Exercise prompt.
Your answer needs to include each line of the records in which the string "status" can be found.

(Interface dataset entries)
╔══

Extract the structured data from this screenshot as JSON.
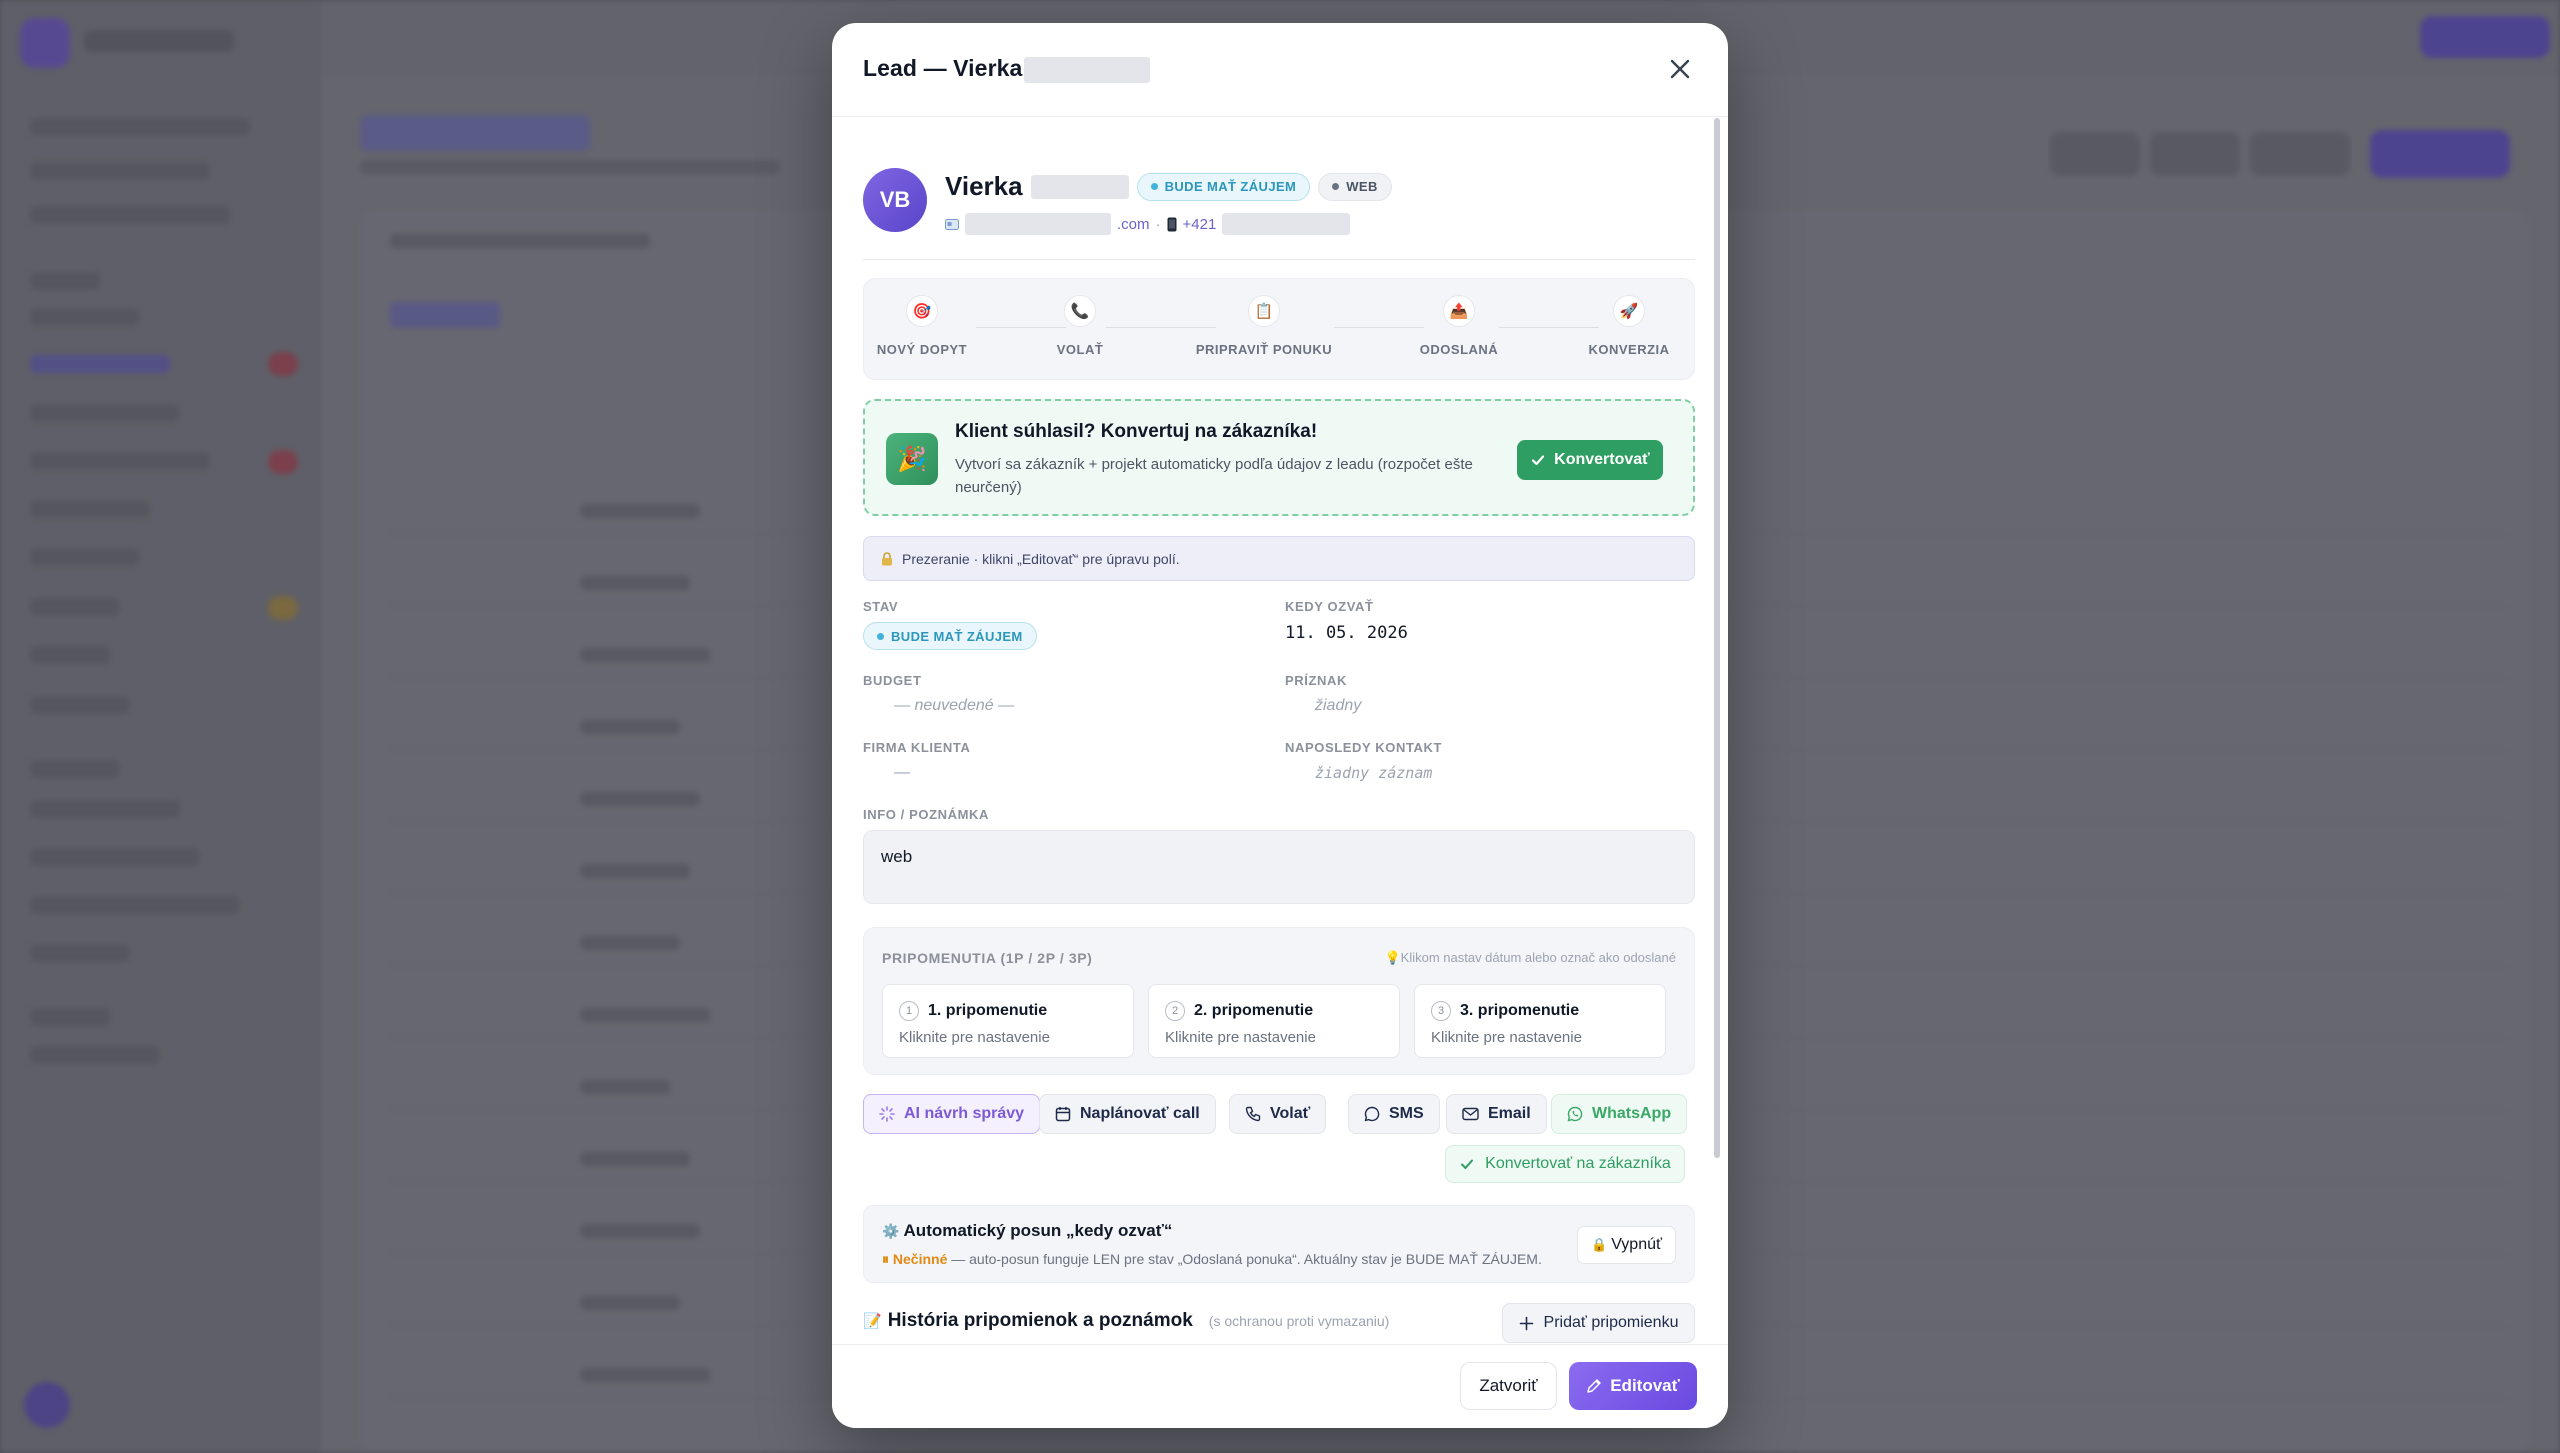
{
  "modal": {
    "title_prefix": "Lead — Vierka",
    "close_label": "×"
  },
  "lead": {
    "initials": "VB",
    "first_name": "Vierka",
    "status": "BUDE MAŤ ZÁUJEM",
    "source": "WEB",
    "email_suffix": ".com",
    "phone_prefix": "+421",
    "email_icon": "email-card-icon",
    "phone_icon": "phone-device-icon"
  },
  "pipeline": {
    "steps": [
      {
        "label": "NOVÝ DOPYT",
        "icon": "🎯"
      },
      {
        "label": "VOLAŤ",
        "icon": "📞"
      },
      {
        "label": "PRIPRAVIŤ PONUKU",
        "icon": "📋"
      },
      {
        "label": "ODOSLANÁ",
        "icon": "📤"
      },
      {
        "label": "KONVERZIA",
        "icon": "🚀"
      }
    ]
  },
  "convert": {
    "title": "Klient súhlasil? Konvertuj na zákazníka!",
    "description": "Vytvorí sa zákazník + projekt automaticky podľa údajov z leadu (rozpočet ešte neurčený)",
    "button": "Konvertovať",
    "icon": "party-popper-icon"
  },
  "view_note": "Prezeranie · klikni „Editovať“ pre úpravu polí.",
  "fields": {
    "stav_label": "STAV",
    "stav_value": "BUDE MAŤ ZÁUJEM",
    "kedy_label": "KEDY OZVAŤ",
    "kedy_value": "11. 05. 2026",
    "budget_label": "BUDGET",
    "budget_value": "— neuvedené —",
    "priznak_label": "PRÍZNAK",
    "priznak_value": "žiadny",
    "firma_label": "FIRMA KLIENTA",
    "firma_value": "—",
    "kontakt_label": "NAPOSLEDY KONTAKT",
    "kontakt_value": "žiadny záznam",
    "info_label": "INFO / POZNÁMKA",
    "info_value": "web"
  },
  "reminders": {
    "title": "PRIPOMENUTIA (1P / 2P / 3P)",
    "hint": "💡Klikom nastav dátum alebo označ ako odoslané",
    "items": [
      {
        "num": "1",
        "name": "1. pripomenutie",
        "sub": "Kliknite pre nastavenie"
      },
      {
        "num": "2",
        "name": "2. pripomenutie",
        "sub": "Kliknite pre nastavenie"
      },
      {
        "num": "3",
        "name": "3. pripomenutie",
        "sub": "Kliknite pre nastavenie"
      }
    ]
  },
  "actions": {
    "ai": "AI návrh správy",
    "schedule": "Naplánovať call",
    "call": "Volať",
    "sms": "SMS",
    "email": "Email",
    "whatsapp": "WhatsApp",
    "convert": "Konvertovať na zákazníka"
  },
  "auto_shift": {
    "title": "Automatický posun „kedy ozvať“",
    "status": "Nečinné",
    "description": " — auto-posun funguje LEN pre stav „Odoslaná ponuka“. Aktuálny stav je BUDE MAŤ ZÁUJEM.",
    "button": "Vypnúť"
  },
  "history": {
    "title": "História pripomienok a poznámok",
    "subtitle": "(s ochranou proti vymazaniu)",
    "add_button": "Pridať pripomienku"
  },
  "footer": {
    "close": "Zatvoriť",
    "edit": "Editovať"
  },
  "colors": {
    "accent": "#7c5ad6",
    "success": "#2f9e62",
    "status": "#2b97bd"
  }
}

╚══

Output for this task.
    "status": "BUDE MAŤ ZÁUJEM",
    "status": "Nečinné",
    "status": "#2b97bd"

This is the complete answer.